This is Vietnam, folks.

Be cautious in portraying joy for this day, there are those who will chide you. This day is also known as Black April too. It's unlike how the Westerners see 'independence day' July 4th with much parties and boozing. Plenty of the red flags with star / sickles, flower wreaths, pastel flags, billboards with that 1940s war-ish artwork dotted the roads, highways and home doorway entrances.

Flower wreaths marking the significance of 30th April.
A hem (aka road) off a main road in a town lined with the yellow star red flags. These are put up by families who live on this street!

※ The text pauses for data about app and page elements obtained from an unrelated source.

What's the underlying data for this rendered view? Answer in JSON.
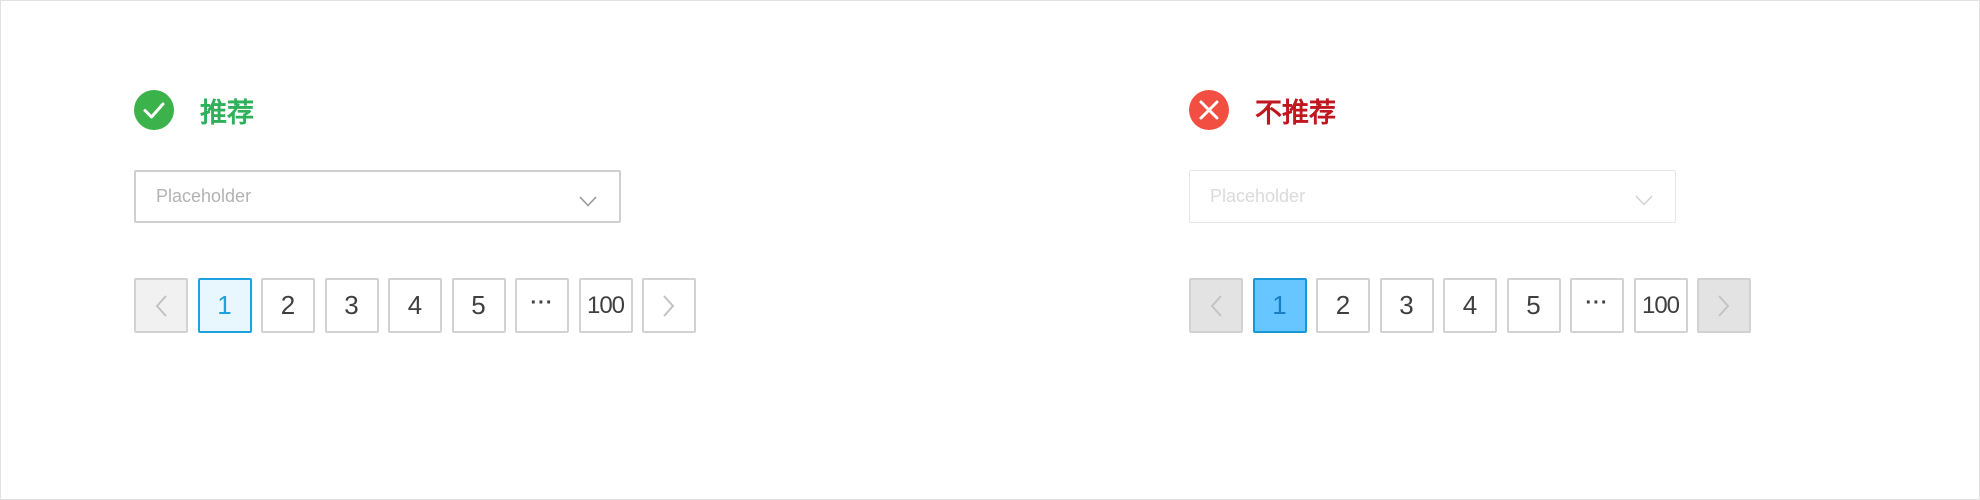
{
  "recommended": {
    "title": "推荐",
    "title_color": "#2eb15a",
    "badge_color": "#3bb34a",
    "select_placeholder": "Placeholder",
    "pages": [
      "1",
      "2",
      "3",
      "4",
      "5",
      "···",
      "100"
    ],
    "current_page": "1"
  },
  "not_recommended": {
    "title": "不推荐",
    "title_color": "#c0171f",
    "badge_color": "#f24e42",
    "select_placeholder": "Placeholder",
    "pages": [
      "1",
      "2",
      "3",
      "4",
      "5",
      "···",
      "100"
    ],
    "current_page": "1"
  },
  "icons": {
    "recommended_badge": "check-circle-icon",
    "not_recommended_badge": "close-circle-icon",
    "select_caret": "chevron-down-icon",
    "prev": "chevron-left-icon",
    "next": "chevron-right-icon"
  }
}
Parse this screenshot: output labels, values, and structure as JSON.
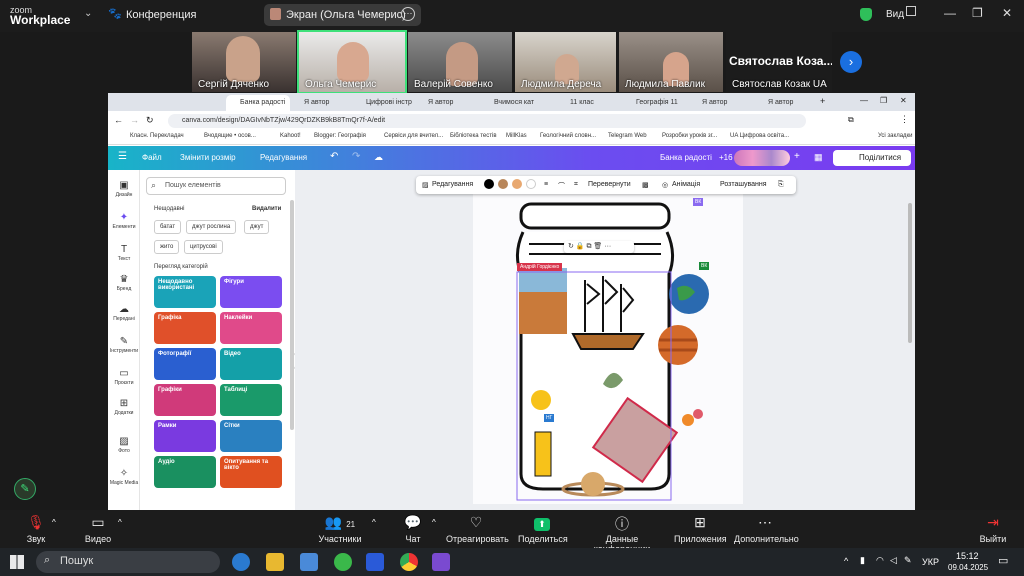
{
  "zoom": {
    "logo_top": "zoom",
    "logo_bottom": "Workplace",
    "meeting_title": "Конференция",
    "screen_share_label": "Экран (Ольга Чемерис)",
    "view_label": "Вид",
    "participants": [
      {
        "name": "Сергій Дяченко"
      },
      {
        "name": "Ольга Чемерис"
      },
      {
        "name": "Валерій Совенко"
      },
      {
        "name": "Людмила Дереча"
      },
      {
        "name": "Людмила Павлик"
      },
      {
        "name": "Святослав Козак UA",
        "big_name": "Святослав Коза..."
      }
    ],
    "toolbar": {
      "mute": "Звук",
      "video": "Видео",
      "participants": "Участники",
      "participants_count": "21",
      "chat": "Чат",
      "react": "Отреагировать",
      "share": "Поделиться",
      "info": "Данные конференции",
      "apps": "Приложения",
      "more": "Дополнительно",
      "leave": "Выйти"
    }
  },
  "browser": {
    "tabs": [
      "Банка радості",
      "Я автор",
      "Цифрові інстр",
      "Я автор",
      "Вчимося кат",
      "11 клас",
      "Географія 11",
      "Я автор",
      "Я автор"
    ],
    "url": "canva.com/design/DAGIvNbTZjw/429QrDZKB9kB8TmQr7f-A/edit",
    "bookmarks": [
      "Класн. Перекладач",
      "Вчодящие • осов...",
      "Kahoot!",
      "Blogger: Географія",
      "Сервіси для вчител...",
      "Бібліотека тестів",
      "MillKlas",
      "Геологічний словн...",
      "Telegram Web",
      "Розробки уроків зг...",
      "UA Цифрова освіта...",
      "Усі закладки"
    ]
  },
  "canva": {
    "menu": {
      "file": "Файл",
      "resize": "Змінити розмір",
      "editing": "Редагування",
      "title": "Банка радості",
      "share": "Поділитися",
      "users_more": "+16"
    },
    "rail": [
      "Дизайн",
      "Елементи",
      "Текст",
      "Бренд",
      "Передані",
      "Інструменти",
      "Проєкти",
      "Додатки",
      "Фото",
      "Magic Media"
    ],
    "search_placeholder": "Пошук елементів",
    "recent_title": "Нещодавні",
    "clear_label": "Видалити",
    "recent_chips": [
      "батат",
      "джут рослина",
      "джут",
      "жито",
      "цитрусові"
    ],
    "browse_title": "Перегляд категорій",
    "categories": [
      {
        "label": "Нещодавно використані",
        "color": "#1aa3b8"
      },
      {
        "label": "Фігури",
        "color": "#7b4df0"
      },
      {
        "label": "Графіка",
        "color": "#e0502a"
      },
      {
        "label": "Наклейки",
        "color": "#e04a8a"
      },
      {
        "label": "Фотографії",
        "color": "#2a5fd0"
      },
      {
        "label": "Відео",
        "color": "#14a0a8"
      },
      {
        "label": "Графіки",
        "color": "#d03a7a"
      },
      {
        "label": "Таблиці",
        "color": "#1a9a6a"
      },
      {
        "label": "Рамки",
        "color": "#7a3ae0"
      },
      {
        "label": "Сітки",
        "color": "#2a80c0"
      },
      {
        "label": "Аудіо",
        "color": "#1a9060"
      },
      {
        "label": "Опитування та вікто",
        "color": "#e05020"
      }
    ],
    "context_toolbar": {
      "edit": "Редагування",
      "flip": "Перевернути",
      "animate": "Анімація",
      "position": "Розташування"
    },
    "author_tag": "Андрій Гордієнко",
    "badges": [
      "ВК",
      "НГ",
      "ВК"
    ]
  },
  "taskbar": {
    "search": "Пошук",
    "lang": "УКР",
    "time": "15:12",
    "date": "09.04.2025"
  },
  "colors": {
    "zoom_bg": "#1c1c1c",
    "canva_gradient_start": "#18b4c8",
    "canva_gradient_end": "#7a3bf0",
    "share_green": "#0fbf6a",
    "active_speaker": "#3ee07a"
  }
}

Red and yellow lined the cities, towns, streets and homes of the Vietnamese. They are proud of their country and the struggles they overcame that led to this independence.

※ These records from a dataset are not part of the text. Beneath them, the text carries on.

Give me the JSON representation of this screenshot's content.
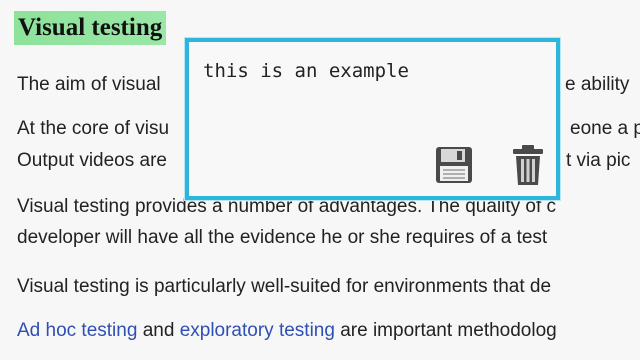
{
  "article": {
    "heading": "Visual testing",
    "lines": [
      "The aim of visual",
      "e ability",
      "At the core of visu",
      "eone a p",
      "Output videos are",
      "t via pic",
      "Visual testing provides a number of advantages. The quality of c",
      "developer will have all the evidence he or she requires of a test",
      "Visual testing is particularly well-suited for environments that de"
    ],
    "last_line": {
      "link1": "Ad hoc testing",
      "and": " and ",
      "link2": "exploratory testing",
      "rest": " are important methodolog"
    }
  },
  "note_popup": {
    "text": "this is an example",
    "save_icon": "floppy-disk-icon",
    "delete_icon": "trash-can-icon",
    "accent_color": "#2eb5dc"
  }
}
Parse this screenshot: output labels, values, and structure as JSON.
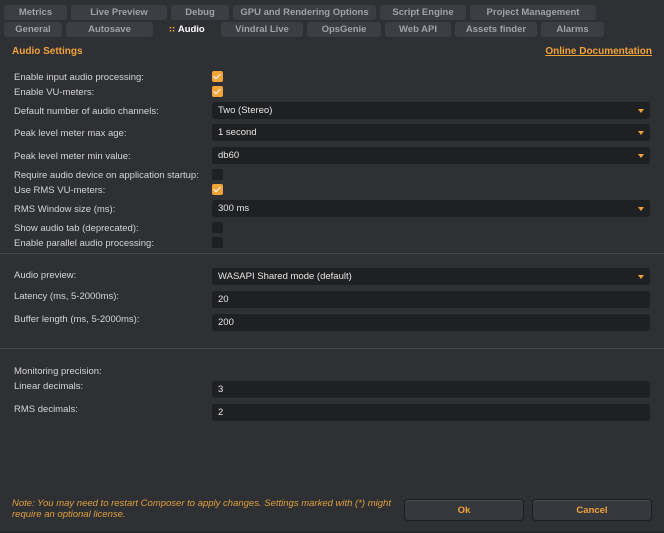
{
  "tabs_row1": [
    {
      "label": "Metrics",
      "w": 63
    },
    {
      "label": "Live Preview",
      "w": 96
    },
    {
      "label": "Debug",
      "w": 58
    },
    {
      "label": "GPU and Rendering Options",
      "w": 143
    },
    {
      "label": "Script Engine",
      "w": 86
    },
    {
      "label": "Project Management",
      "w": 126
    }
  ],
  "tabs_row2": [
    {
      "label": "General",
      "w": 58
    },
    {
      "label": "Autosave",
      "w": 87
    },
    {
      "label": "Audio",
      "w": 60,
      "active": true
    },
    {
      "label": "Vindral Live",
      "w": 82
    },
    {
      "label": "OpsGenie",
      "w": 74
    },
    {
      "label": "Web API",
      "w": 66
    },
    {
      "label": "Assets finder",
      "w": 82
    },
    {
      "label": "Alarms",
      "w": 63
    }
  ],
  "settings": {
    "section_title": "Audio Settings",
    "doc_link": "Online Documentation",
    "enable_input_audio_processing": {
      "label": "Enable input audio processing:",
      "checked": true
    },
    "enable_vu_meters": {
      "label": "Enable VU-meters:",
      "checked": true
    },
    "default_channels": {
      "label": "Default number of audio channels:",
      "value": "Two (Stereo)"
    },
    "peak_max_age": {
      "label": "Peak level meter max age:",
      "value": "1 second"
    },
    "peak_min_value": {
      "label": "Peak level meter min value:",
      "value": "db60"
    },
    "require_device": {
      "label": "Require audio device on application startup:",
      "checked": false
    },
    "use_rms": {
      "label": "Use RMS VU-meters:",
      "checked": true
    },
    "rms_window": {
      "label": "RMS Window size (ms):",
      "value": "300 ms"
    },
    "show_audio_tab": {
      "label": "Show audio tab (deprecated):",
      "checked": false
    },
    "parallel_processing": {
      "label": "Enable parallel audio processing:",
      "checked": false
    }
  },
  "preview": {
    "audio_preview": {
      "label": "Audio preview:",
      "value": "WASAPI Shared mode (default)"
    },
    "latency": {
      "label": "Latency (ms, 5-2000ms):",
      "value": "20"
    },
    "buffer_length": {
      "label": "Buffer length (ms, 5-2000ms):",
      "value": "200"
    }
  },
  "monitoring": {
    "heading": "Monitoring precision:",
    "linear": {
      "label": "Linear decimals:",
      "value": "3"
    },
    "rms": {
      "label": "RMS decimals:",
      "value": "2"
    }
  },
  "footer": {
    "note": "Note: You may need to restart Composer to apply changes. Settings marked with (*) might require an optional license.",
    "ok_label": "Ok",
    "cancel_label": "Cancel"
  },
  "colors": {
    "accent": "#f2a33a",
    "background": "#2e3033",
    "field": "#1f2022"
  }
}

The famous main touristy markeplace Ben Tanh

View from the balcony of the Independence Palace

The 1940s artwork. Always with patriotic subjects with a far off gaze. Trying to show Patriotism.

A signage on a post along the highway about the Reunification Day.

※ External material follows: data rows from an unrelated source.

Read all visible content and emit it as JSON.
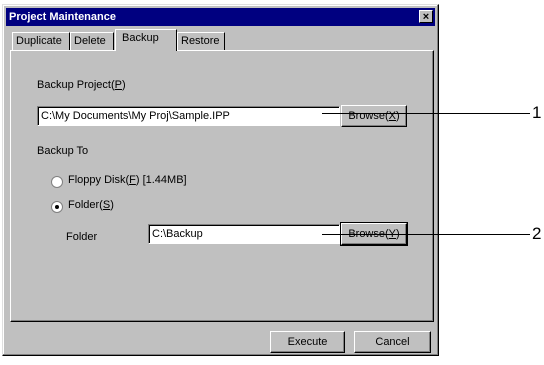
{
  "window": {
    "title": "Project Maintenance",
    "close_glyph": "×"
  },
  "tabs": [
    {
      "label": "Duplicate"
    },
    {
      "label": "Delete"
    },
    {
      "label": "Backup"
    },
    {
      "label": "Restore"
    }
  ],
  "backup_project": {
    "label": "Backup Project(",
    "mnemonic": "P",
    "label_end": ")",
    "value": "C:\\My Documents\\My Proj\\Sample.IPP",
    "browse": {
      "label": "Browse(",
      "mnemonic": "X",
      "label_end": ")"
    }
  },
  "backup_to": {
    "label": "Backup To",
    "floppy": {
      "label": "Floppy Disk(",
      "mnemonic": "F",
      "label_end": ") [1.44MB]",
      "checked": false
    },
    "folder_option": {
      "label": "Folder(",
      "mnemonic": "S",
      "label_end": ")",
      "checked": true
    },
    "folder_label": "Folder",
    "folder_value": "C:\\Backup",
    "browse": {
      "label": "Browse(",
      "mnemonic": "Y",
      "label_end": ")"
    }
  },
  "buttons": {
    "execute": "Execute",
    "cancel": "Cancel"
  },
  "callouts": [
    "1",
    "2"
  ]
}
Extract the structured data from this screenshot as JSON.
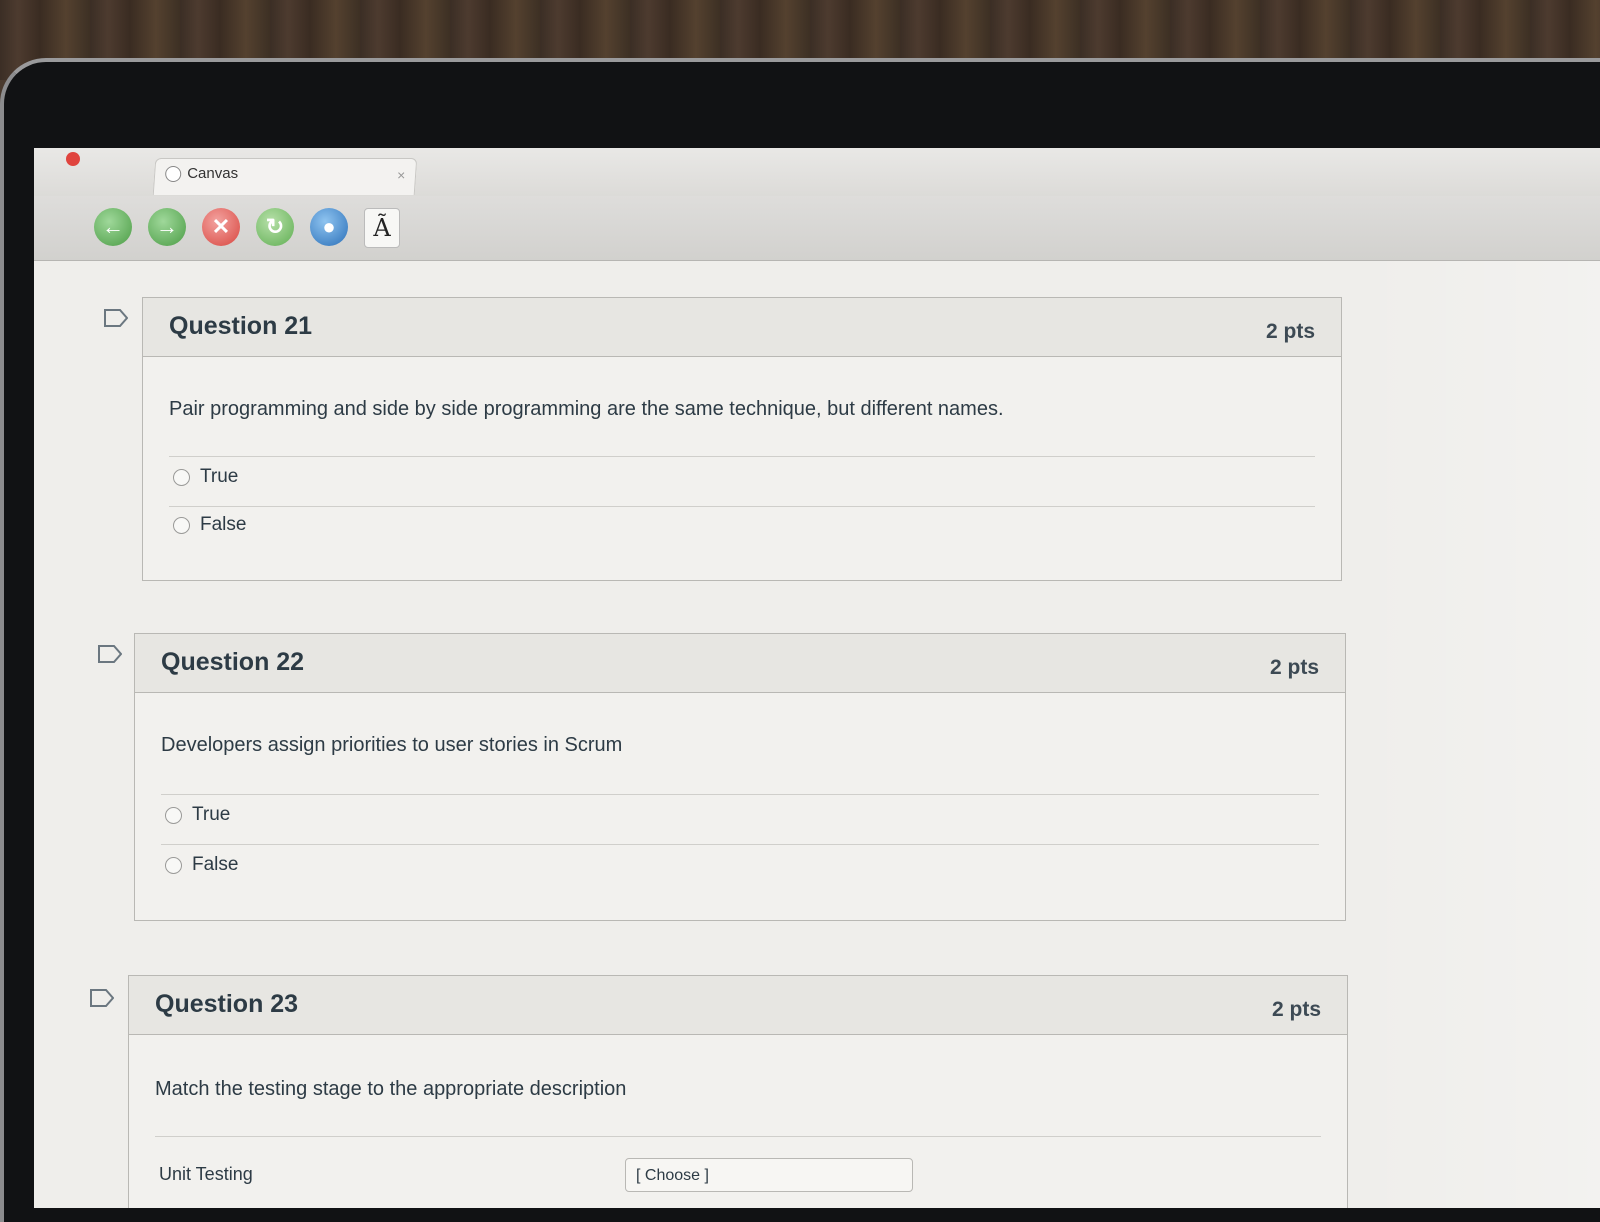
{
  "browser": {
    "tab_title": "Canvas",
    "tab_close": "×",
    "toolbar": {
      "back_icon": "arrow-left-icon",
      "forward_icon": "arrow-right-icon",
      "stop_icon": "close-icon",
      "reload_icon": "refresh-icon",
      "home_icon": "globe-icon",
      "font_button": "Ã"
    }
  },
  "questions": [
    {
      "title": "Question 21",
      "points": "2 pts",
      "text": "Pair programming and side by side programming are the same technique, but different names.",
      "answers": [
        "True",
        "False"
      ]
    },
    {
      "title": "Question 22",
      "points": "2 pts",
      "text": "Developers assign priorities to user stories in Scrum",
      "answers": [
        "True",
        "False"
      ]
    },
    {
      "title": "Question 23",
      "points": "2 pts",
      "text": "Match the testing stage to the appropriate description",
      "match_rows": [
        {
          "label": "Unit Testing",
          "select": "[ Choose ]"
        }
      ]
    }
  ]
}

One thing stands out starkly. With all the display of national pride and flags... I see zero Vietnamese spotting the red tee with a yellow star on the front. Rarely I see the tshirt on someone and when it's always a foreigner / tourist.

Some wiki readings below.
Vietnam's Reunification Day here -
Fall of Saigon wiki read -

Thursday, 28 April 2016

A Neurotic's Pounding

I'm sure the heavy furious pounding of a keyboard doesn't translate into quicker and/or better work produced...It's like slamming down the phone handset after a frustrating call.

(A post left in draft mode and should really be posted sometime back in 2014).

Sunday, 5 July 2015

Curry Chicken made from scratch, minus raising the chicken!

One evening after a meal out i felt puffy from the amount of MSG I've consumed in the past months that I thought it'll be a nice change to be msg free for a weekend.  So i  dished out the all time Malaysian favourite chicken curry over the weekend ala Indian-cum-malaysian. So easy. :)
So here's the recipe from memory and gut feel. Rearrange and reappropriate if proportion seems off. Have fun.
1. Marinate the chicken pieces (2 sliced breasts) with turmeric at the start. This allows the marinate to set in half an hour or so. Cheat: Rub the meats with lime juice to cut short of marinate process.
2. Blend these: Onion (4 big) , garlic (1 clove), fresh red chillies (4 pcs), ginger (about length of a thumb), old coconut pieces to shave
3. Heat Ghee 2 tbsp (or oil) in deep pan/wok until bubble starts to form. Then add on the blended ingredients.
Fry til the oil re-emerge from the ingredients.
4. Add these below, and fry for a minute or so til fragrance wafts up. 
Fresh red chillies (2 pcs cut to bite size) six birds eye chilli (more if inferno level is what you are trying to serve up! I chopped up these little babies cuz I love to surprise !! ), curry leaves, cinnamon sticks, cardammon, star anise, cumin, black pepper, cloves.
5. Add the veg that takes a while to cook eg potato, carrot for a few mins before adding on the chicken.
6. Lastly add the coconut milk (optional. I opted in for this as I like the saucy base it gives) and soft veg.
For this lovely meal,  I chose these veggies the cherry tomatoes, ocra, potato, carrot. Hint: cherry tomatoes when nipped whole gives a delightful burst of flavour against the fiery curry sauce.

Sunday, 3 May 2015

Kaya aka coconut jam

Kaya on warm bengali roti - the ultimate childhood comfort food!
Granny used to make this fresh for us whenever we visit. It's the scent of a granny's love, and the kopitiam townhouse in a kampung.
Recipe taken from Sara.
1. Whisk egg yolks and set aside.
2. In a small pot, pour in coconut milk and palm sugar.
3. In low heat, melt palm sugar. Stir throughout.
4. Add pandan leaves and another 3 tbsp sugar into the pot. Cook in high heat. Stir until sugar is melted and coconut milk bubbles.
5. When flavored coconut milk is hot, turn down the heat. With one hand, slowly pour it into egg yolks and another, whisk the egg yolks.
6. Pour egg yolks back into the pot. Let it simmer and stir throughout. The solution will thicken. It should take about 10 minutes. If it’s not sweet enough, you can add more sugar.
7. Discard pandan leaves with a pair of chopstick and tongs. The kaya would be sticking on the leaves, remove them with chopsticks.
8. Transfer to a bottle. Let cool, cover and refrigerate. It should keep up to a week or longer.